My tenure in the industry extends over 25 years. The online part was originally just an extension of my professional gambling with an eye on the future. To be honest there is no one that stands out but I have been quite impressed by Michael Shackleford at the Wizard of Odds. He did great work whilst not (until recently) overly commercialising his operation. And of the old-timers, Stanford Wong (pen name), his book Basic Blackjack was anything but basic and so concisely written it saved me so much work.
The only person I have met that did not fail to meet the hype is Sir Clive Sinclair. A person that many have forgotten or never come into contact with. He not only invented the first programmable calculator but also brought the first computer into the homes of millions in 1980, thereby starting the world we know now where a keypad and connection to the world is omnipresent. He believed in his visions and stuck to them, even when they were wrong. That's good and bad I know but 30 years on he has a new computer coming out, the Vega. That is perseverance for you. And he is a good friend.
Why Mobile Gambling Is The Future
You have to say very probably yes. I have some technical experience of the mobile industry and there is an inexorable rise in the number of people whose only connection to the world is through their SIM card.

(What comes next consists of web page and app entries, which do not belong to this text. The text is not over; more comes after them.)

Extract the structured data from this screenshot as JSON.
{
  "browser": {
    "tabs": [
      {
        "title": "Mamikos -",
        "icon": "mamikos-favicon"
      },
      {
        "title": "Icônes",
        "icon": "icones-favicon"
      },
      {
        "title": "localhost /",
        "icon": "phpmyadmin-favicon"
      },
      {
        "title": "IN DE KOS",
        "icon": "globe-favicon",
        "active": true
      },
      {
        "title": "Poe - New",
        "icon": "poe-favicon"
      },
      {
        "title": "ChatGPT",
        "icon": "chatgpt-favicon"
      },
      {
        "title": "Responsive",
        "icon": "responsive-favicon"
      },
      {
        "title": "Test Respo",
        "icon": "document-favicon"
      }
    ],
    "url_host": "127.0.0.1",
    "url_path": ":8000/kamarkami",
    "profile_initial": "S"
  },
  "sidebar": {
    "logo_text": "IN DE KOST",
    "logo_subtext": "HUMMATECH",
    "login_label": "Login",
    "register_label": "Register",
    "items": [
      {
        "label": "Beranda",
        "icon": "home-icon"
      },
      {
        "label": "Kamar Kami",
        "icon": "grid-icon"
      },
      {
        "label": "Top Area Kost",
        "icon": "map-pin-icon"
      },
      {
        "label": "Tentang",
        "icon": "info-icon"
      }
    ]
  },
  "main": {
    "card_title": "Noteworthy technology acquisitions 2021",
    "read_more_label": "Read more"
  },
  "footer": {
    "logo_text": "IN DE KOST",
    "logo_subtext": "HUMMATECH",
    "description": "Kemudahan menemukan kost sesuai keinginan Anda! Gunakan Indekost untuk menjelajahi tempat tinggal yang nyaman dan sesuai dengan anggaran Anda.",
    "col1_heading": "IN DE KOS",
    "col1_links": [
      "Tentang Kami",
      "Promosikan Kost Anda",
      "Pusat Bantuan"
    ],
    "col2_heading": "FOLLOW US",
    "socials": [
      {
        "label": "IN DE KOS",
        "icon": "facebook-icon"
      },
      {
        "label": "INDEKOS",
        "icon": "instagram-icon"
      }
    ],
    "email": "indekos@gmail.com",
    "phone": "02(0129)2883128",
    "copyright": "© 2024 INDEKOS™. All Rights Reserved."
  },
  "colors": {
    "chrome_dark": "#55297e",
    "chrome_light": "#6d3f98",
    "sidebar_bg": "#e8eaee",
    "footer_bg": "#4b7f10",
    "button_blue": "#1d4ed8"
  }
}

Increasing data resources from mobile networks will give tethering and data SIM services a massive presence in the next few years. The tide is only one way. This is definitely better for the operators and worse for the punters. Less information, less control and more spontaneous. Unless regulators step in, this is where we are headed.
Politics. Politicians will go with what they think is beneficial to themselves by judging popular public opinion. So either that means trying to tax the industry out of business or regulating so strongly that everyone is affected adversely. The gambling industry as a whole is an easy target and online gambling very easy. If it is regulated or taxed so strongly that some go out of business there will be nobody defending it.
That is simple.
Dealing With Rogue Online Casinos
- I remove them as much as I can from The Good Gambling Guide and then find an appropriate article or create one and post this describing what has happened. That has not exactly happened to us as yet but very well could.
- Without naming any corporations I have certainly removed affiliate partners who have reneged on deals. They are big name players who decided that when they moved abroad that they could do what they want.
A deposit bonus should only be considered in deciding to join a particular site if your normal intended play will trigger the bonus anyway.
The Sign Up Bonus
- The deposit bonus rules have changed across the industry to the point that fulfilling them just to claim the bonus creates a likely negative expectation to the player which is greater than the bonus.
- Hence on average a player will be out of pocket but if you intended to play hours of roulette or similar then its extra money and can be considered.
When I get out of the industry, which I surely will, I will reflect positively on the way my site tried to steer people in the direction of safe places to play with safe guidelines in mind. That is a fight that will carry on after I have left the ring. From the real world gambling I can remember some fantastic highs and lows, mostly highs. Money taken from casinos and bookmakers is much sweeter than any other sort.